Zeta Commander ‘Taliban’ Facing Trial in the U.S.
|U.S. Attorney’s Office November 22, 2013|
LAREDO, TX—Ivan Velasquez-Caballero, aka “Taliban” and “50,” has been extradited to the U.S. and made his initial appearance this morning in federal court in Laredo, announced United States Attorney Kenneth Magidson. He is set for an arraignment and detention hearing before U.S. Magistrate Judge J. Scott Hacker at 10:00 a.m. on November 27, 2013.
Velasquez-Caballero, 43, of Nuevo Laredo, Tamaulipas, Mexico, has been in custody in Mexico since September 26, 2012, when he was arrested in San Luis Potosi, Mexico. He was extradited under the treaty between the United States and Mexico and arrived in Laredo on November 21, 2013.

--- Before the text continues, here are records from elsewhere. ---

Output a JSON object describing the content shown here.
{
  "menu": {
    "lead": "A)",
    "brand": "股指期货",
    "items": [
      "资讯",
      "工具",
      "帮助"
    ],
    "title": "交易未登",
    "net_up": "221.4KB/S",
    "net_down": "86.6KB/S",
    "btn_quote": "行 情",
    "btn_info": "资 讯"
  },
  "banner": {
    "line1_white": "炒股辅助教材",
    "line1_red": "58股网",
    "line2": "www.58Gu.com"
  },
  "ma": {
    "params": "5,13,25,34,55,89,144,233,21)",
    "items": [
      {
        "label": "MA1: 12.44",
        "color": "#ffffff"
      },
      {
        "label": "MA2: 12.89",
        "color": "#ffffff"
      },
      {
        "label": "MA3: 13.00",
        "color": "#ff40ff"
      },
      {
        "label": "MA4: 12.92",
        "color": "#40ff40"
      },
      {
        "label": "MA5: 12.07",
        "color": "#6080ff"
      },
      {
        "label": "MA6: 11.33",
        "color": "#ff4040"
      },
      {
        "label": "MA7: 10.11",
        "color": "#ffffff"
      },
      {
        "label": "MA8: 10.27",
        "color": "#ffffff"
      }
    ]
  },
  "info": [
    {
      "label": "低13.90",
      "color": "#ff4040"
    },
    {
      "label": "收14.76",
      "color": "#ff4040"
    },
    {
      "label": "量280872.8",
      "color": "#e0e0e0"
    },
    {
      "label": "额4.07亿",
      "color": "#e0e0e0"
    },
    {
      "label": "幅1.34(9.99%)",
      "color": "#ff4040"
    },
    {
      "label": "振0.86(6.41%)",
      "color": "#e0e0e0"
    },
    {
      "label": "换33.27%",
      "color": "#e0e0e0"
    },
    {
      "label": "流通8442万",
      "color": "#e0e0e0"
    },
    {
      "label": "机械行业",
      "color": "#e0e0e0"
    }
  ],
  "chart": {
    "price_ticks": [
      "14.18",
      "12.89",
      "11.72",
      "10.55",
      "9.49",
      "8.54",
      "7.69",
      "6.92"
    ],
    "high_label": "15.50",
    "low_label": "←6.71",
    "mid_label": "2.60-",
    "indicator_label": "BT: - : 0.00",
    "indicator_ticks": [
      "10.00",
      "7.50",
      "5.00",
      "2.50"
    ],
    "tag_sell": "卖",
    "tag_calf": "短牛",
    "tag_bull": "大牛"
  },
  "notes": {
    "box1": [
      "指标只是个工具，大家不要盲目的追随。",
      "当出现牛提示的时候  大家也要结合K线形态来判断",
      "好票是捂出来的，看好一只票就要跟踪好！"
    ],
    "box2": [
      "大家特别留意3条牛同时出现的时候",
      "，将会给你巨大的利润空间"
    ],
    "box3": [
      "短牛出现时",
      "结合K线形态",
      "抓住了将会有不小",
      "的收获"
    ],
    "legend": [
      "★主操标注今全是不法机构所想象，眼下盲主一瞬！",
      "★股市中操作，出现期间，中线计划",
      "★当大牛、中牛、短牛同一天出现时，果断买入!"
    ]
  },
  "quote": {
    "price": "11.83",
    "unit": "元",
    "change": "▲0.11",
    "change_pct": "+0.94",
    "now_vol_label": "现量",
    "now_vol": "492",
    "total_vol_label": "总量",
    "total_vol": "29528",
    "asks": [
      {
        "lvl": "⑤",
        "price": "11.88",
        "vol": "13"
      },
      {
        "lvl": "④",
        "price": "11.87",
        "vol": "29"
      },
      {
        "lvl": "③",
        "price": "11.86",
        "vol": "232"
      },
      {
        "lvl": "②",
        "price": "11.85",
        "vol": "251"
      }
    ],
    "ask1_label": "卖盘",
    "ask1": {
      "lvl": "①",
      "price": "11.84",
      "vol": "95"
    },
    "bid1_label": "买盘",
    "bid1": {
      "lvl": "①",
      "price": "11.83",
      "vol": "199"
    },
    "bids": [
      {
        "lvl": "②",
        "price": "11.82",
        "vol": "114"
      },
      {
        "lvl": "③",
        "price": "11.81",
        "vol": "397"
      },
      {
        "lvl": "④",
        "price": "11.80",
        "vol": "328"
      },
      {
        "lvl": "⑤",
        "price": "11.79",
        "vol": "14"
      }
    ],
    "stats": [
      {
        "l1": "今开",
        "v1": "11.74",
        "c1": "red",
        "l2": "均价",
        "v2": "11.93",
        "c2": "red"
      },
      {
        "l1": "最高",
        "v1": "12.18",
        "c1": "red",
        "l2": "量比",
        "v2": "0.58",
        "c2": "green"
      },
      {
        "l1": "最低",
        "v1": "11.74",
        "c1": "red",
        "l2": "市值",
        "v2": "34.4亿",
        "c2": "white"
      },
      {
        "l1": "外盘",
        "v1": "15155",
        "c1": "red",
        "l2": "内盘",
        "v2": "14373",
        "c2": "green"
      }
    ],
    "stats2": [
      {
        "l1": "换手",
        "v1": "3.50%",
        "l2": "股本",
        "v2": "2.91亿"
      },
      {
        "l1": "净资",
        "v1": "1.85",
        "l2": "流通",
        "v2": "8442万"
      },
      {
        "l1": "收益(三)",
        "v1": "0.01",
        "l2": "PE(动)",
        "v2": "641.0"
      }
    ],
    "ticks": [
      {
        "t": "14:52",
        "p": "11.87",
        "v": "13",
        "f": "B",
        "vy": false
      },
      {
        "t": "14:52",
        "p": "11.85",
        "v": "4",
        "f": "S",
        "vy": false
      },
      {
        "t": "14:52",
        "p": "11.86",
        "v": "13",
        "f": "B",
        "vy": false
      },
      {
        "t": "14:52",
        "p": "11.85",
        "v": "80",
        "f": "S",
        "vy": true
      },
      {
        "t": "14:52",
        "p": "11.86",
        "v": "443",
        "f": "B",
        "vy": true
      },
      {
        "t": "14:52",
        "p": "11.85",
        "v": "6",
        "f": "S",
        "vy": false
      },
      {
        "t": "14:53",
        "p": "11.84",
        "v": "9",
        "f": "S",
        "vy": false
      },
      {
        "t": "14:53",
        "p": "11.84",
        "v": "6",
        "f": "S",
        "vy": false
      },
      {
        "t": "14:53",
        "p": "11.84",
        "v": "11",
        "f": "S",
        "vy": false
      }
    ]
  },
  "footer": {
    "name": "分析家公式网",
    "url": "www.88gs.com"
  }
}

The charges against him stem from a February 17, 2010 superseding indictment charging the defendant and 33 others with 47 counts alleging drug conspiracy, kidnapping conspiracy, firearms conspiracy, money laundering conspiracy, conspiracy to kidnap and murder U.S. citizens in a foreign country, use of juveniles to commit a violent crime, accessory after the fact, and solicitation, as well as substantive money laundering, drug trafficking, and interstate travel in aid of racketeering charges.

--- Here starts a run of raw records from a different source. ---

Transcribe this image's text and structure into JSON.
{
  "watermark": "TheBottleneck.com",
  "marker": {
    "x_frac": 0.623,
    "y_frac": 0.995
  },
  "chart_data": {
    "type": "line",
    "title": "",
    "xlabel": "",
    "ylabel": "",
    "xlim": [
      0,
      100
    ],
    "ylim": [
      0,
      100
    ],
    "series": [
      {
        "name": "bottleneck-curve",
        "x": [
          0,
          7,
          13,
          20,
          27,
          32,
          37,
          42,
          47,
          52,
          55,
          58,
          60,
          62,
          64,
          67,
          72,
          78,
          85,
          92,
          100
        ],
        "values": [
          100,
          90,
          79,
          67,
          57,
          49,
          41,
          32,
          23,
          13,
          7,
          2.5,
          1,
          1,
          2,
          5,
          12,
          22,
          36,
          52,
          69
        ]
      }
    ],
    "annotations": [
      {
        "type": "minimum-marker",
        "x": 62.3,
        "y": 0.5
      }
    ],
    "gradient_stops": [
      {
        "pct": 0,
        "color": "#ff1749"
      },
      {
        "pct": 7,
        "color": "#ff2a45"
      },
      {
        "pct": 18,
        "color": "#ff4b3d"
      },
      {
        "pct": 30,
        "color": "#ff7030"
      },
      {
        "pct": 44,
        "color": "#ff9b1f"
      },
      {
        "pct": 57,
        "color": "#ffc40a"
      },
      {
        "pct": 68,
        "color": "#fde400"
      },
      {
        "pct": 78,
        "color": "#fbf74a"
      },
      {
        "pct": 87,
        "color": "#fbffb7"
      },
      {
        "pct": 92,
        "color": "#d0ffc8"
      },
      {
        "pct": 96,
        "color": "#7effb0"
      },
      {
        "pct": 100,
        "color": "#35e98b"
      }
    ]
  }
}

Specifically, Velasquez-Caballero is charged with conspiracy to possess with intent to distribute controlled substances and conspiracy to launder monetary instruments. If convicted, he faces a maximum of life imprisonment and a $4 million fine for the drug conspiracy, as well as a $250,000 fine and up to 20 years for the money laundering conspiracy.
Of those originally charged in relation to the case, 15 have been convicted and sentenced with two receiving life sentences. In addition, four others have also been convicted in separate indictments resulting from the same investigation.

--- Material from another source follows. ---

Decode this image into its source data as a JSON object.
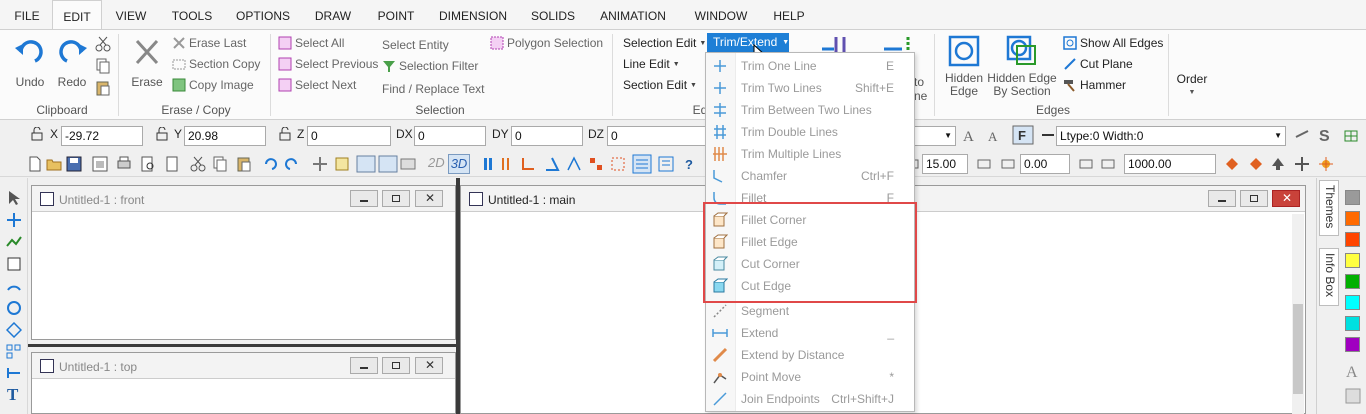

The indictment was a result of an Organized Crime Drug Enforcement Task Force investigation dubbed Operation Prophecy conducted by the Drug Enforcement Administration and the Laredo Police Department with assistance from Homeland Security Investigations; FBI, Bureau of Alcohol, Tobacco, Firearms, and Explosives; Texas Department of Public Safety; U.S. Marshals Service; Webb County District Attorney’s Office; and Webb County Sheriff’s Office. The Justice Department’s Office of International Affairs provided assistance with the extradition.
An indictment is a formal accusation of criminal conduct, not evidence. A defendant is presumed innocent unless convicted through due process of law.